◆ **Provided records**
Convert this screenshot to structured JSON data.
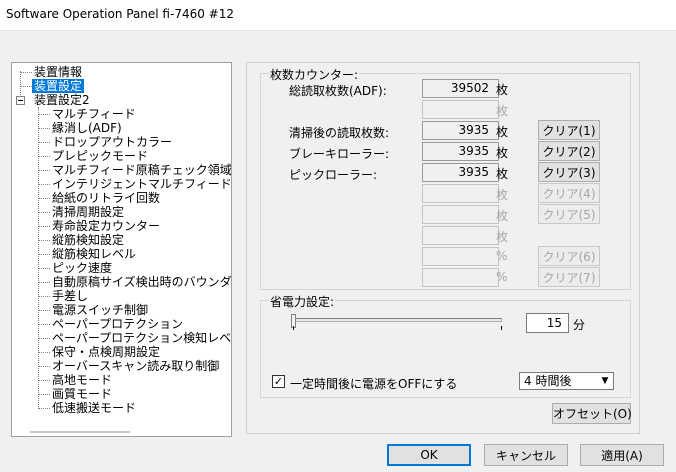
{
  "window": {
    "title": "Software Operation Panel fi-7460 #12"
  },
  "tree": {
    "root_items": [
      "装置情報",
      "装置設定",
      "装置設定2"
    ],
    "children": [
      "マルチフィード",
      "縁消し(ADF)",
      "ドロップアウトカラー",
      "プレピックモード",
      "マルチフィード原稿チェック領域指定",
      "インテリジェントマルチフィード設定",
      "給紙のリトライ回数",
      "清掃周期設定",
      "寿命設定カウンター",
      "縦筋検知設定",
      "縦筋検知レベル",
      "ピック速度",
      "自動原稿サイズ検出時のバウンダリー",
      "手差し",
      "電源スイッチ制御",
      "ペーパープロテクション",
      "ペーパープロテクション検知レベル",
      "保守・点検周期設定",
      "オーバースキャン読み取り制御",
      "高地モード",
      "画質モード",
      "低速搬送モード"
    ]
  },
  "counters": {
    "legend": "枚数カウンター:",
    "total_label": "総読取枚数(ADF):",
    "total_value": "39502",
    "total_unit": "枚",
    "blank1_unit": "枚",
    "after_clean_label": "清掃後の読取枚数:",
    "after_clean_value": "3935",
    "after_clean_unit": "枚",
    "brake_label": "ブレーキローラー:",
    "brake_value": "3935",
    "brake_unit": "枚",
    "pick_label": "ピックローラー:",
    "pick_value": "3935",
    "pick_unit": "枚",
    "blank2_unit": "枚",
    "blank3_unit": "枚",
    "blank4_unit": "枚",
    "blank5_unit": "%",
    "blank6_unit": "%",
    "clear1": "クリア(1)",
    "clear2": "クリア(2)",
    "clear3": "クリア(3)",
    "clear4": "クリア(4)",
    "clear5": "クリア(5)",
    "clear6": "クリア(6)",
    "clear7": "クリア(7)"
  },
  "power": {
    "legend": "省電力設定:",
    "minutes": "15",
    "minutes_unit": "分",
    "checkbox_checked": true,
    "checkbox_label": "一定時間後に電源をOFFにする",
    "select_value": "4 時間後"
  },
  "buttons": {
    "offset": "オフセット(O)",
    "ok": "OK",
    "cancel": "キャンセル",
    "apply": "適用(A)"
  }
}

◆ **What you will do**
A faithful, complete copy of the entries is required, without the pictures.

◆ **Solution to the exercise**
Convert this screenshot to structured JSON data.
{
  "window": {
    "title": "Software Operation Panel fi-7460 #12"
  },
  "tree": {
    "root_items": [
      "装置情報",
      "装置設定",
      "装置設定2"
    ],
    "children": [
      "マルチフィード",
      "縁消し(ADF)",
      "ドロップアウトカラー",
      "プレピックモード",
      "マルチフィード原稿チェック領域指定",
      "インテリジェントマルチフィード設定",
      "給紙のリトライ回数",
      "清掃周期設定",
      "寿命設定カウンター",
      "縦筋検知設定",
      "縦筋検知レベル",
      "ピック速度",
      "自動原稿サイズ検出時のバウンダリー",
      "手差し",
      "電源スイッチ制御",
      "ペーパープロテクション",
      "ペーパープロテクション検知レベル",
      "保守・点検周期設定",
      "オーバースキャン読み取り制御",
      "高地モード",
      "画質モード",
      "低速搬送モード"
    ]
  },
  "counters": {
    "legend": "枚数カウンター:",
    "total_label": "総読取枚数(ADF):",
    "total_value": "39502",
    "total_unit": "枚",
    "blank1_unit": "枚",
    "after_clean_label": "清掃後の読取枚数:",
    "after_clean_value": "3935",
    "after_clean_unit": "枚",
    "brake_label": "ブレーキローラー:",
    "brake_value": "3935",
    "brake_unit": "枚",
    "pick_label": "ピックローラー:",
    "pick_value": "3935",
    "pick_unit": "枚",
    "blank2_unit": "枚",
    "blank3_unit": "枚",
    "blank4_unit": "枚",
    "blank5_unit": "%",
    "blank6_unit": "%",
    "clear1": "クリア(1)",
    "clear2": "クリア(2)",
    "clear3": "クリア(3)",
    "clear4": "クリア(4)",
    "clear5": "クリア(5)",
    "clear6": "クリア(6)",
    "clear7": "クリア(7)"
  },
  "power": {
    "legend": "省電力設定:",
    "minutes": "15",
    "minutes_unit": "分",
    "checkbox_checked": true,
    "checkbox_label": "一定時間後に電源をOFFにする",
    "select_value": "4 時間後"
  },
  "buttons": {
    "offset": "オフセット(O)",
    "ok": "OK",
    "cancel": "キャンセル",
    "apply": "適用(A)"
  }
}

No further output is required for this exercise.